Published on my aromtherapy blog Nov. 2006
Autumn is one of my favorite times of year. Autumn in Georgia has turned out to be fairly short this year. It is usually well into November before it gets really cold here. The overnight forecasts for this week calls for temperatures in the 30's and there has already been snow in some parts of the country.If it is so cold and snowy now, what does the rest of the fall/winter season have in store for us? To help counteract the chill and dampness of this season increasing your intake of certain spices during the winter months may help keep you warm from the inside out.
Chinese medicine, Ayurveda, and Western nutrition all include ginger at the top of their list of warming winter spices. Ginger also calms an upset stomach, aids digestion, and serves as an anti-inflammatory. Ginger can be simmered as a tea, added to soups, stir fries, and meat or chicken dishes, or, for the more gutsy types, eaten raw.
Cinnamon helps soothe mild gastrointestinal conditions such as bloating and preliminary government research indicates that a teaspoon of cinnamon daily may lower high blood sugar. Cinnamon is one of the easier spices to fit into your diet. Simply sprinkle it on oatmeal, fruit, yogurt, ice cream, etc... You can also make a spicy rub to use on seafood or poultry by mixing 2 parts cinnamon, 2 parts cayenne pepper, 2 parts salt and 1 part sugar.
Turmeric is an important health-promoting winter spice. Curcumin, a component of turmeric is being researched for its anticancer properties. A member of the ginger family, turmeric has active ingredients (curcuminoids) and beneficial essential oils that are optimally digested after undergoing cooking. Add 1/2 teaspoon turmeric to pots of homemade soup, especially bean soups, rice dishes, and curries; it goes well with spices like chili powder, cumin, bay leaf, parsley, and oregano. Don't use too much as it can taste bitter.
Cayenne Pepper is a member of the chili pepper family.

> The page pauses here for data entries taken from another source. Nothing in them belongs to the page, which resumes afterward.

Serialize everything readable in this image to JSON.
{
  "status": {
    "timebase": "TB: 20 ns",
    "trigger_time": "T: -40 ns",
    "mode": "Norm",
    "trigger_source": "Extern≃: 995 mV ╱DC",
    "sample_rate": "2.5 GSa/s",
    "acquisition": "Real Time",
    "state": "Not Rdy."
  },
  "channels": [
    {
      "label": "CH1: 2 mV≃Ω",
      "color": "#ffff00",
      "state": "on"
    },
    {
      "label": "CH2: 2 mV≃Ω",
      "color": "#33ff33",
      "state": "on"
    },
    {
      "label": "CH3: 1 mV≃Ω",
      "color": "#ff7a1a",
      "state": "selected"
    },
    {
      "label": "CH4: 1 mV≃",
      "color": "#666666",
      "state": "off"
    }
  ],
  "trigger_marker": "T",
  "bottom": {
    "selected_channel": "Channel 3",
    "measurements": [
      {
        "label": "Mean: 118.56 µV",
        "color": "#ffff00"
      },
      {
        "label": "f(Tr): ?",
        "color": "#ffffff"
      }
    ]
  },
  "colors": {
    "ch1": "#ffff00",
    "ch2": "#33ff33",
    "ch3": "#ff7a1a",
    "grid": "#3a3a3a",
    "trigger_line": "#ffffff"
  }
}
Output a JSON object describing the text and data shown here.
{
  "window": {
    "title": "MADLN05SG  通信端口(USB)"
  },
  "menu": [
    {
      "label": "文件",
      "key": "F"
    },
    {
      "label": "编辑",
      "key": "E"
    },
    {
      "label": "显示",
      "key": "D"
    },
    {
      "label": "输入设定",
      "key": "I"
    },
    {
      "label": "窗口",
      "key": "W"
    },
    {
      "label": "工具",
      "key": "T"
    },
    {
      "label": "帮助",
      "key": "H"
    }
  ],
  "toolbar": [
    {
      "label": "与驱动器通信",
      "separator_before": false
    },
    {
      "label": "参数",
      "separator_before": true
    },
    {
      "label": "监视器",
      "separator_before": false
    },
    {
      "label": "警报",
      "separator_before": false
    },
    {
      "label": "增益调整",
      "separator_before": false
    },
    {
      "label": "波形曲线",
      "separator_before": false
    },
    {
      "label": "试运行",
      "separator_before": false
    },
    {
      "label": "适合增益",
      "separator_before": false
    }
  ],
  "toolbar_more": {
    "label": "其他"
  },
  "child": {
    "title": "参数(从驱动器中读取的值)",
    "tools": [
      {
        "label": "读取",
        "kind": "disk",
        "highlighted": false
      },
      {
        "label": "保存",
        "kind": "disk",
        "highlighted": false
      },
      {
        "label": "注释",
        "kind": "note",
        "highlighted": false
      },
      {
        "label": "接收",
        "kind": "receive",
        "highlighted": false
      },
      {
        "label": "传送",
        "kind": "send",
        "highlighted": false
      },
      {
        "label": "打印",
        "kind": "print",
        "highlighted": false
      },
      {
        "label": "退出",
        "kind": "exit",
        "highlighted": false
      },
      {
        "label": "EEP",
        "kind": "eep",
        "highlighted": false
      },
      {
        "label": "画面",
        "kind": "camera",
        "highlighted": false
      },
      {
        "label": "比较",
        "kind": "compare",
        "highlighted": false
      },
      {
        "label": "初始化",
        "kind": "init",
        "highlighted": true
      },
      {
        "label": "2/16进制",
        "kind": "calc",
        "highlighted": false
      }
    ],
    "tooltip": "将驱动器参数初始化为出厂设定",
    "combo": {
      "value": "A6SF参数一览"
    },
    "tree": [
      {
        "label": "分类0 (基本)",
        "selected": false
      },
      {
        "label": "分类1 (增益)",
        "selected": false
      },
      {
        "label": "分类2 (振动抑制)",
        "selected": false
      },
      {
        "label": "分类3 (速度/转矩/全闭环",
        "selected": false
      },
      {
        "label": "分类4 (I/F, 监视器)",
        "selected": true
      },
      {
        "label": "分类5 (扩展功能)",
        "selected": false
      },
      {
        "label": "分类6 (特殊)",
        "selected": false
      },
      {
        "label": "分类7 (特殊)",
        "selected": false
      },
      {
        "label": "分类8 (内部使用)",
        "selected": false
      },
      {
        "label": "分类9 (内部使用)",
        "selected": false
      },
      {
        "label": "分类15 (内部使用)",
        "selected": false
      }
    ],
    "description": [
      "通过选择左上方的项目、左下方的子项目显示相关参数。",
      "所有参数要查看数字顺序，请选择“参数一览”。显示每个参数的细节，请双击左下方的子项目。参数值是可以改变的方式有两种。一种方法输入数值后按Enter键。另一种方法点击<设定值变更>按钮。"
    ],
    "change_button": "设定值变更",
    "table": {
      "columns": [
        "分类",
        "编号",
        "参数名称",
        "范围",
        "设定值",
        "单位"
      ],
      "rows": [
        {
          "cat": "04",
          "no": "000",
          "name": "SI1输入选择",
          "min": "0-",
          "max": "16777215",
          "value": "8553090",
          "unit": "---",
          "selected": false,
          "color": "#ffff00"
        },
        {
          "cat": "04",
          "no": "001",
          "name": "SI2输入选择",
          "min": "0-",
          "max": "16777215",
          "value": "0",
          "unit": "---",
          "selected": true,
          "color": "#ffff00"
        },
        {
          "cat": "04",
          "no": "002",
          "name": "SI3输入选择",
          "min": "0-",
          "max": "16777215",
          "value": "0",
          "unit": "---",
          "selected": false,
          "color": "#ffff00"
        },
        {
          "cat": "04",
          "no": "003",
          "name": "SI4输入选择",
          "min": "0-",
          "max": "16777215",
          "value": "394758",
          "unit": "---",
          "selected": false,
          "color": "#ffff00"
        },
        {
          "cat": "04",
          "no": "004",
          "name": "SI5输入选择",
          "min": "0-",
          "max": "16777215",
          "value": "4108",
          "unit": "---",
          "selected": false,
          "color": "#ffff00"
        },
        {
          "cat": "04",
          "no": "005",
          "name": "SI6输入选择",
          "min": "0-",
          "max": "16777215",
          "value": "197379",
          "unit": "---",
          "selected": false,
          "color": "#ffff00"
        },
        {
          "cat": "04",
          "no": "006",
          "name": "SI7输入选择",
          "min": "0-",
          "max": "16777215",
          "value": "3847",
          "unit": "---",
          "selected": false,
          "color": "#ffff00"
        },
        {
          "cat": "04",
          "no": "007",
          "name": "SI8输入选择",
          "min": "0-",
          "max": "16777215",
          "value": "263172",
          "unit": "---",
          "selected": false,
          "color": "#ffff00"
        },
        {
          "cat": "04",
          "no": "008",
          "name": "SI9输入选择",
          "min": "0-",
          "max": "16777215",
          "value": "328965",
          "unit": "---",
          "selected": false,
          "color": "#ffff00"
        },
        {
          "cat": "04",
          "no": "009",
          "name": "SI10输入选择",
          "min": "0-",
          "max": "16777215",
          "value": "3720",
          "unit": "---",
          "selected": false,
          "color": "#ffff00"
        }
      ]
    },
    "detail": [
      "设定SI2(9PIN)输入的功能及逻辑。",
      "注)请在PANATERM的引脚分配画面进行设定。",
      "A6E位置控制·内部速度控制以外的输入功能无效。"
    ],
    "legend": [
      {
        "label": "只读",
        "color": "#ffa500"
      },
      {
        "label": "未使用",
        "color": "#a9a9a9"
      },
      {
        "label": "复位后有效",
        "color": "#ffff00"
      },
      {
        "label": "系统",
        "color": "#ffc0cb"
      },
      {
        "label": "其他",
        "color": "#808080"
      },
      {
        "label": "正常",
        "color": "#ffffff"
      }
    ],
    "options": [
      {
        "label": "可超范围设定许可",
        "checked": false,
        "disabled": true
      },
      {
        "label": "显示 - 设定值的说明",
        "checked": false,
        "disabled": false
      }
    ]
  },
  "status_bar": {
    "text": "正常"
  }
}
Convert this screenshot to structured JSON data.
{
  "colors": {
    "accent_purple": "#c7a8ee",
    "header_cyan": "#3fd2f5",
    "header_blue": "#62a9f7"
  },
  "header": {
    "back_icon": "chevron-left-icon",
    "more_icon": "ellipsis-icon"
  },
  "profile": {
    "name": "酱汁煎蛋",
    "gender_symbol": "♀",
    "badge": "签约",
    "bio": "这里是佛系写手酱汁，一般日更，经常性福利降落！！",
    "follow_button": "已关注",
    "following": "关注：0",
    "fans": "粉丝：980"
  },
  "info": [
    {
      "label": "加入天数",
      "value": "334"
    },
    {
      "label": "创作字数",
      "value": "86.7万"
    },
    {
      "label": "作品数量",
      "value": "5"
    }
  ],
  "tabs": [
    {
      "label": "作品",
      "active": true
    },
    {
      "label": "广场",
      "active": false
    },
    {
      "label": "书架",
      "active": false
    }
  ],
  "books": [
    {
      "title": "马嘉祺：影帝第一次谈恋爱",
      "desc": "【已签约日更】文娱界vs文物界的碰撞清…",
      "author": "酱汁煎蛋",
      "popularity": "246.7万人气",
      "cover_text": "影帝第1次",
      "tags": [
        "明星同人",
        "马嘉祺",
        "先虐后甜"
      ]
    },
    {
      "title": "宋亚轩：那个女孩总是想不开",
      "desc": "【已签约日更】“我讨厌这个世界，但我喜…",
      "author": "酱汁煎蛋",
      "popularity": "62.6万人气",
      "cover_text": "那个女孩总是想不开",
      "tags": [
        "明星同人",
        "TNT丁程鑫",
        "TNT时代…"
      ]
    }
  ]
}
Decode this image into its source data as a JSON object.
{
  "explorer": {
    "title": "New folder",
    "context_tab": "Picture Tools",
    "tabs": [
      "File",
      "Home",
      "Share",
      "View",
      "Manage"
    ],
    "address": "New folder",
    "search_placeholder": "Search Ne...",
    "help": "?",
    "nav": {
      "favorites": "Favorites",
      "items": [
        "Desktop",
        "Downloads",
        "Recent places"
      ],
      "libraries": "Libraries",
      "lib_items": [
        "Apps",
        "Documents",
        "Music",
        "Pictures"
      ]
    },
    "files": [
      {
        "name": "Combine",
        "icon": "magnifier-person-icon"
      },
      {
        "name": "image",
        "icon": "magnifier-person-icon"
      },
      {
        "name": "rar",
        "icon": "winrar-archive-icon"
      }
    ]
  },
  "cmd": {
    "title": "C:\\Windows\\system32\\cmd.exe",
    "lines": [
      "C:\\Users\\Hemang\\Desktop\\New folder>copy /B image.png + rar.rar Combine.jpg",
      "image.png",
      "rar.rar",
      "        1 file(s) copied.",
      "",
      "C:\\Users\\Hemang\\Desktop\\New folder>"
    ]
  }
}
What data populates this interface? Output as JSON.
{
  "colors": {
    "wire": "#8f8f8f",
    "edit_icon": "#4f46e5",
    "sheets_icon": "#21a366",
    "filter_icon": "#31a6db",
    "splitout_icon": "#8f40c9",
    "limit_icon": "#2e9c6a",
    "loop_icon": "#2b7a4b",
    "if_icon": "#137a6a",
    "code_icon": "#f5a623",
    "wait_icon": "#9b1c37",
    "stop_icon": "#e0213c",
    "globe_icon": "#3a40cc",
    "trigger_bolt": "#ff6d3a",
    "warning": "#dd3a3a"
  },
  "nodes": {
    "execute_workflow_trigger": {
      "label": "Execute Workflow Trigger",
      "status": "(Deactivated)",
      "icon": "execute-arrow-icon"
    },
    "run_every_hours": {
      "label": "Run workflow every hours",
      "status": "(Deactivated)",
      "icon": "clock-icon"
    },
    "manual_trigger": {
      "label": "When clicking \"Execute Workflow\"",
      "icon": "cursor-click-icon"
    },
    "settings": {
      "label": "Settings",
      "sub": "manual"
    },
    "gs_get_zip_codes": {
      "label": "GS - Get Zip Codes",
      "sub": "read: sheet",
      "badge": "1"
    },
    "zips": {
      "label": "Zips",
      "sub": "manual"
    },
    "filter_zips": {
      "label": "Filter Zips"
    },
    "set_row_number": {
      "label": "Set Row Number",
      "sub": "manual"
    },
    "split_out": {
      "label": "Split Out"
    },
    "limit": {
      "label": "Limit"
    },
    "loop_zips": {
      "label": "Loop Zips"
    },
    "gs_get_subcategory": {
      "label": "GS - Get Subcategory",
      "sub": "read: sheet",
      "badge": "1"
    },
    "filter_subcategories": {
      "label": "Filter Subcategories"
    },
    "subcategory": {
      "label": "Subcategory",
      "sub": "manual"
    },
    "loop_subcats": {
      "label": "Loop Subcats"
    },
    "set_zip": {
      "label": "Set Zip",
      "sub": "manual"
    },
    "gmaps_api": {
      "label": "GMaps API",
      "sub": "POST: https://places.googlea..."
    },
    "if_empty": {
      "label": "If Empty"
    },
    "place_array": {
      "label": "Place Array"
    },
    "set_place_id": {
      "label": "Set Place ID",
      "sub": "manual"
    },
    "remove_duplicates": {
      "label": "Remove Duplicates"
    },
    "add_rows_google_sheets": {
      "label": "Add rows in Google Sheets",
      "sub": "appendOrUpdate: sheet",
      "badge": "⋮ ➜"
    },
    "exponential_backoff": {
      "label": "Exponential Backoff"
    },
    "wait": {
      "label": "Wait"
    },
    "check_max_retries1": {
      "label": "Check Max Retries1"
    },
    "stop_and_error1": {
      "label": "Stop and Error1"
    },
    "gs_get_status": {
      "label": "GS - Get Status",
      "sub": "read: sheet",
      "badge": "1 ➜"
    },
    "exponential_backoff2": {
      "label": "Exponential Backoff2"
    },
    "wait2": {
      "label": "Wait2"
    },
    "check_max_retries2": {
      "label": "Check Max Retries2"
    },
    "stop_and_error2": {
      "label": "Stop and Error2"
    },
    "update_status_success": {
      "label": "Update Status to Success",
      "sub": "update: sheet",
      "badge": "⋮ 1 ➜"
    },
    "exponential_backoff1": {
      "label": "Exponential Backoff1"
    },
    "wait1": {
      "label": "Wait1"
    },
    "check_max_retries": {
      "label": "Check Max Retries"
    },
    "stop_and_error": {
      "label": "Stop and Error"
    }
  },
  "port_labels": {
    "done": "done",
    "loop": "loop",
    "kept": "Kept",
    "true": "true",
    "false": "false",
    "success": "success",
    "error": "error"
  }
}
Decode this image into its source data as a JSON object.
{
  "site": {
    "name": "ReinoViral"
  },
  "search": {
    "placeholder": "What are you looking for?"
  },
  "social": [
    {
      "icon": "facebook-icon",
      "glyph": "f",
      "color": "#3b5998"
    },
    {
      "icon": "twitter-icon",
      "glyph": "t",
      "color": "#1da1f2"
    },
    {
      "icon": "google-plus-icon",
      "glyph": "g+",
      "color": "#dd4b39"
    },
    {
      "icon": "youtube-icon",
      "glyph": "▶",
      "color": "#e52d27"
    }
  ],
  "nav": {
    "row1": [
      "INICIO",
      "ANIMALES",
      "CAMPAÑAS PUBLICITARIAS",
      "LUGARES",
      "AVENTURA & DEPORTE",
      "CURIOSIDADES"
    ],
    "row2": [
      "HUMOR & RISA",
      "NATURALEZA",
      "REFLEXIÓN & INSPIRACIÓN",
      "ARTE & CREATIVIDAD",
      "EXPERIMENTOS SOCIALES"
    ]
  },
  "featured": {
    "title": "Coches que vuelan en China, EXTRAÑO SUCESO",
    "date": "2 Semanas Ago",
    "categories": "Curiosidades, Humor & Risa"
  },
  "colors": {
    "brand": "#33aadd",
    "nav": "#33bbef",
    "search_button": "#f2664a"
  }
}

It contains capsaicin and warms the body by helping increase circulation. Cayenne pepper should be used in moderation. A pinch of cayenne livens up chili, spaghetti sauce and vinaigrettes.Warming spices are not just good for their flavors—they warm us up from the inside out and are good, healthy ingredients to use even when it's not cold outside.
Recipe: Spiced Chai Latte
's been a brrrr kind of week here in Georgia so far. Most of us will be lighting our fireplaces in no time to beat the chill. This homemade chai tea is filled with herbs that warm you from the inside out. You can experiment with any combination of the spices below and the following: licorice root, fennel seed, allspice berries, bay leaves, nutmeg, orange peel, coriander seed, mint leaves, vanilla bean, and lemon. Once you find a combination you like. Mix it up in bulk and store in a closed jar so it's ready when you are in the mood to whip some up or to give as gifts. You can also coarsely grind the spices up in a coffee grind instead of crushing with a knife. If you will be storing the spice blends, omit the fresh herbs, like ginger, and add them when you are ready to make the tea.
2 cups water or milk
10 to 20 cardamom pods, crushed in a mortar or with a knife handle
3 whole cloves
1/4 tsp. black peppercorns, slightly crushed
1 3-inch cinnamon stick
1 1/2-inch piece of ginger, sliced and crushed with the handle of a knife
4 tsp. loose black tea, such as English Breakfast tea or Darjeeling
honey to taste
Put the milk or water in a 2-quart saucepan and add the spices and ginger. Bring to a boil being careful not to let it boil over. Then lower the heat and simmer for 3 minutes. Add the tea leaves and simmer 3 more minutes. Turn off the heat, cover the pan, and let steep for 2–3 minutes longer (taste to make sure the tea doesn't get too strong), then strain into teacups. Serve with honey or desired sweetener.